====== Records shown ======

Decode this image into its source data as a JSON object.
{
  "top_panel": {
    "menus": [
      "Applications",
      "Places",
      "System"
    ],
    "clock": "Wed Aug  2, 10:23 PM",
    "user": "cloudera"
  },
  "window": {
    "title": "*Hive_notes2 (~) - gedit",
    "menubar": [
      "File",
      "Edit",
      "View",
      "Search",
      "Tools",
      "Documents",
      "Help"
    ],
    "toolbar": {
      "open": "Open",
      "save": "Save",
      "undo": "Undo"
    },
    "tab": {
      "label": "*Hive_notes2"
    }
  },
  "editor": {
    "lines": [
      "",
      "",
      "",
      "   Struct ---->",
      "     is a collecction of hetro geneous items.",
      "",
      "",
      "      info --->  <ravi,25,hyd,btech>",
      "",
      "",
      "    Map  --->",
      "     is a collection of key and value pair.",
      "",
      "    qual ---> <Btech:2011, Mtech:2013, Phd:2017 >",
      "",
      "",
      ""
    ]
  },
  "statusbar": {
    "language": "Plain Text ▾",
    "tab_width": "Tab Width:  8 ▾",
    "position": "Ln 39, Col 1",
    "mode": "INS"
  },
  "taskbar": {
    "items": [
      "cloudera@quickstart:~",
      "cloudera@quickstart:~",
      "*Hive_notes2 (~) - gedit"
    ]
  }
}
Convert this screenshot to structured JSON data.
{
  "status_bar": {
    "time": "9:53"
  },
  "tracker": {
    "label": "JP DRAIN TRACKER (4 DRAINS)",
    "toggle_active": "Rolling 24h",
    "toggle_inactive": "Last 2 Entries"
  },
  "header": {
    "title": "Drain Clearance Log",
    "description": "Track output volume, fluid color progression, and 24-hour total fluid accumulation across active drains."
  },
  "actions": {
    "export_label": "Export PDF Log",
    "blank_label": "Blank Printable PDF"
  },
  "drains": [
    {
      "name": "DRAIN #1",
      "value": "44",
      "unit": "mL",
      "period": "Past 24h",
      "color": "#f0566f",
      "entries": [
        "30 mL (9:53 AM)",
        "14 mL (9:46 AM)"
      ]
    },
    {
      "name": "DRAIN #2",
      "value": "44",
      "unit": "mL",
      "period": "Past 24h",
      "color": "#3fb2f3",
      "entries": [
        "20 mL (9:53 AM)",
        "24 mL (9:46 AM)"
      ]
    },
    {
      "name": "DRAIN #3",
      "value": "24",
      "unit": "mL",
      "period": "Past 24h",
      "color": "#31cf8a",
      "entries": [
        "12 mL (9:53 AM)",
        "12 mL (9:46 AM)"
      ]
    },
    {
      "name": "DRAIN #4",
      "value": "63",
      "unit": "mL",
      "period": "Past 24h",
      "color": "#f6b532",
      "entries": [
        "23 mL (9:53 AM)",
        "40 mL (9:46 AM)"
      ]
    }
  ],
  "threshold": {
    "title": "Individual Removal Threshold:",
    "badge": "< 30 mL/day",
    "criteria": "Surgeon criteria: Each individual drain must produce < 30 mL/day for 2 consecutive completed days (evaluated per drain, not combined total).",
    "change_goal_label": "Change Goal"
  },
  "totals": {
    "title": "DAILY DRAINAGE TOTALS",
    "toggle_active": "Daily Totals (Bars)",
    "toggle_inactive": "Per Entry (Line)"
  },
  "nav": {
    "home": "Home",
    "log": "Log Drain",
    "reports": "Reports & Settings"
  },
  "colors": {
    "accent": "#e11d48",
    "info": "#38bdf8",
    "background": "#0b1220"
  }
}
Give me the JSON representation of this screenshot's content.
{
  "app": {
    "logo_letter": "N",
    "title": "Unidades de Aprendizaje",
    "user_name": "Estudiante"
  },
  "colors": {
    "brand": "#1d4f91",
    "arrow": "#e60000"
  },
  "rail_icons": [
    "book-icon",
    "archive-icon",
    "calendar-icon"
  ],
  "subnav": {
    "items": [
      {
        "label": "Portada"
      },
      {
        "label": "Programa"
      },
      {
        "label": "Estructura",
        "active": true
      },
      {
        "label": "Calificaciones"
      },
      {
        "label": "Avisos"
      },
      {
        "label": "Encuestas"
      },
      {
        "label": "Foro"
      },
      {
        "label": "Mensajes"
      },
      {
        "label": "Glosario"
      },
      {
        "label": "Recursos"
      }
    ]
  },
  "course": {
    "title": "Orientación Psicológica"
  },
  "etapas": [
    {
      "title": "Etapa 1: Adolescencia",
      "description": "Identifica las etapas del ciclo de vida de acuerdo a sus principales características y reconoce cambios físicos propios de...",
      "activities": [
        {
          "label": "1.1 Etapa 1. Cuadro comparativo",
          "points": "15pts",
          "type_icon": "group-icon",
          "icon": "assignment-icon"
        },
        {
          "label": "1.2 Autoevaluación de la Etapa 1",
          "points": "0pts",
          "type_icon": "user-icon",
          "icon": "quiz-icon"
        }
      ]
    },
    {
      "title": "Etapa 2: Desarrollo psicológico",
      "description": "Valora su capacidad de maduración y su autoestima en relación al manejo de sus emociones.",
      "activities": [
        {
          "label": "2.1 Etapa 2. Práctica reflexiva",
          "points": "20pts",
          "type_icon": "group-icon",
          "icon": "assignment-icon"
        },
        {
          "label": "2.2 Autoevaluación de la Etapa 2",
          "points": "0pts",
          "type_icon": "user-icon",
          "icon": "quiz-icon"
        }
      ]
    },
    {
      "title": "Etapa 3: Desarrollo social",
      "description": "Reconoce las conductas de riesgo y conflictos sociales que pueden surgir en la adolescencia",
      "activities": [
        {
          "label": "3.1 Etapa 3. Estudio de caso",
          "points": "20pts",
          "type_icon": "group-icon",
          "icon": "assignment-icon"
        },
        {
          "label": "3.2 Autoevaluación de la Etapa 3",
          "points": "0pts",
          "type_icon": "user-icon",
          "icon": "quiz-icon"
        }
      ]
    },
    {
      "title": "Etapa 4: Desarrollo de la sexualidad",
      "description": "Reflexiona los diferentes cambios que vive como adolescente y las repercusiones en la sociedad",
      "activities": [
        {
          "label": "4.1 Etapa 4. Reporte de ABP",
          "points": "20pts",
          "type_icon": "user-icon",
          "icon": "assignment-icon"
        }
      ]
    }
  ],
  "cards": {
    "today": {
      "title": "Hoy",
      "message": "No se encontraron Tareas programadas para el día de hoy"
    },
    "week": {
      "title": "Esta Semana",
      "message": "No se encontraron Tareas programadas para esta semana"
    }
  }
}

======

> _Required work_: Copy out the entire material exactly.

> _Result for this exercise_:
Decode this image into its source data as a JSON object.
{
  "top_panel": {
    "menus": [
      "Applications",
      "Places",
      "System"
    ],
    "clock": "Wed Aug  2, 10:23 PM",
    "user": "cloudera"
  },
  "window": {
    "title": "*Hive_notes2 (~) - gedit",
    "menubar": [
      "File",
      "Edit",
      "View",
      "Search",
      "Tools",
      "Documents",
      "Help"
    ],
    "toolbar": {
      "open": "Open",
      "save": "Save",
      "undo": "Undo"
    },
    "tab": {
      "label": "*Hive_notes2"
    }
  },
  "editor": {
    "lines": [
      "",
      "",
      "",
      "   Struct ---->",
      "     is a collecction of hetro geneous items.",
      "",
      "",
      "      info --->  <ravi,25,hyd,btech>",
      "",
      "",
      "    Map  --->",
      "     is a collection of key and value pair.",
      "",
      "    qual ---> <Btech:2011, Mtech:2013, Phd:2017 >",
      "",
      "",
      ""
    ]
  },
  "statusbar": {
    "language": "Plain Text ▾",
    "tab_width": "Tab Width:  8 ▾",
    "position": "Ln 39, Col 1",
    "mode": "INS"
  },
  "taskbar": {
    "items": [
      "cloudera@quickstart:~",
      "cloudera@quickstart:~",
      "*Hive_notes2 (~) - gedit"
    ]
  }
}
Convert this screenshot to structured JSON data.
{
  "status_bar": {
    "time": "9:53"
  },
  "tracker": {
    "label": "JP DRAIN TRACKER (4 DRAINS)",
    "toggle_active": "Rolling 24h",
    "toggle_inactive": "Last 2 Entries"
  },
  "header": {
    "title": "Drain Clearance Log",
    "description": "Track output volume, fluid color progression, and 24-hour total fluid accumulation across active drains."
  },
  "actions": {
    "export_label": "Export PDF Log",
    "blank_label": "Blank Printable PDF"
  },
  "drains": [
    {
      "name": "DRAIN #1",
      "value": "44",
      "unit": "mL",
      "period": "Past 24h",
      "color": "#f0566f",
      "entries": [
        "30 mL (9:53 AM)",
        "14 mL (9:46 AM)"
      ]
    },
    {
      "name": "DRAIN #2",
      "value": "44",
      "unit": "mL",
      "period": "Past 24h",
      "color": "#3fb2f3",
      "entries": [
        "20 mL (9:53 AM)",
        "24 mL (9:46 AM)"
      ]
    },
    {
      "name": "DRAIN #3",
      "value": "24",
      "unit": "mL",
      "period": "Past 24h",
      "color": "#31cf8a",
      "entries": [
        "12 mL (9:53 AM)",
        "12 mL (9:46 AM)"
      ]
    },
    {
      "name": "DRAIN #4",
      "value": "63",
      "unit": "mL",
      "period": "Past 24h",
      "color": "#f6b532",
      "entries": [
        "23 mL (9:53 AM)",
        "40 mL (9:46 AM)"
      ]
    }
  ],
  "threshold": {
    "title": "Individual Removal Threshold:",
    "badge": "< 30 mL/day",
    "criteria": "Surgeon criteria: Each individual drain must produce < 30 mL/day for 2 consecutive completed days (evaluated per drain, not combined total).",
    "change_goal_label": "Change Goal"
  },
  "totals": {
    "title": "DAILY DRAINAGE TOTALS",
    "toggle_active": "Daily Totals (Bars)",
    "toggle_inactive": "Per Entry (Line)"
  },
  "nav": {
    "home": "Home",
    "log": "Log Drain",
    "reports": "Reports & Settings"
  },
  "colors": {
    "accent": "#e11d48",
    "info": "#38bdf8",
    "background": "#0b1220"
  }
}
Give me the JSON representation of this screenshot's content.
{
  "app": {
    "logo_letter": "N",
    "title": "Unidades de Aprendizaje",
    "user_name": "Estudiante"
  },
  "colors": {
    "brand": "#1d4f91",
    "arrow": "#e60000"
  },
  "rail_icons": [
    "book-icon",
    "archive-icon",
    "calendar-icon"
  ],
  "subnav": {
    "items": [
      {
        "label": "Portada"
      },
      {
        "label": "Programa"
      },
      {
        "label": "Estructura",
        "active": true
      },
      {
        "label": "Calificaciones"
      },
      {
        "label": "Avisos"
      },
      {
        "label": "Encuestas"
      },
      {
        "label": "Foro"
      },
      {
        "label": "Mensajes"
      },
      {
        "label": "Glosario"
      },
      {
        "label": "Recursos"
      }
    ]
  },
  "course": {
    "title": "Orientación Psicológica"
  },
  "etapas": [
    {
      "title": "Etapa 1: Adolescencia",
      "description": "Identifica las etapas del ciclo de vida de acuerdo a sus principales características y reconoce cambios físicos propios de...",
      "activities": [
        {
          "label": "1.1 Etapa 1. Cuadro comparativo",
          "points": "15pts",
          "type_icon": "group-icon",
          "icon": "assignment-icon"
        },
        {
          "label": "1.2 Autoevaluación de la Etapa 1",
          "points": "0pts",
          "type_icon": "user-icon",
          "icon": "quiz-icon"
        }
      ]
    },
    {
      "title": "Etapa 2: Desarrollo psicológico",
      "description": "Valora su capacidad de maduración y su autoestima en relación al manejo de sus emociones.",
      "activities": [
        {
          "label": "2.1 Etapa 2. Práctica reflexiva",
          "points": "20pts",
          "type_icon": "group-icon",
          "icon": "assignment-icon"
        },
        {
          "label": "2.2 Autoevaluación de la Etapa 2",
          "points": "0pts",
          "type_icon": "user-icon",
          "icon": "quiz-icon"
        }
      ]
    },
    {
      "title": "Etapa 3: Desarrollo social",
      "description": "Reconoce las conductas de riesgo y conflictos sociales que pueden surgir en la adolescencia",
      "activities": [
        {
          "label": "3.1 Etapa 3. Estudio de caso",
          "points": "20pts",
          "type_icon": "group-icon",
          "icon": "assignment-icon"
        },
        {
          "label": "3.2 Autoevaluación de la Etapa 3",
          "points": "0pts",
          "type_icon": "user-icon",
          "icon": "quiz-icon"
        }
      ]
    },
    {
      "title": "Etapa 4: Desarrollo de la sexualidad",
      "description": "Reflexiona los diferentes cambios que vive como adolescente y las repercusiones en la sociedad",
      "activities": [
        {
          "label": "4.1 Etapa 4. Reporte de ABP",
          "points": "20pts",
          "type_icon": "user-icon",
          "icon": "assignment-icon"
        }
      ]
    }
  ],
  "cards": {
    "today": {
      "title": "Hoy",
      "message": "No se encontraron Tareas programadas para el día de hoy"
    },
    "week": {
      "title": "Esta Semana",
      "message": "No se encontraron Tareas programadas para esta semana"
    }
  }
}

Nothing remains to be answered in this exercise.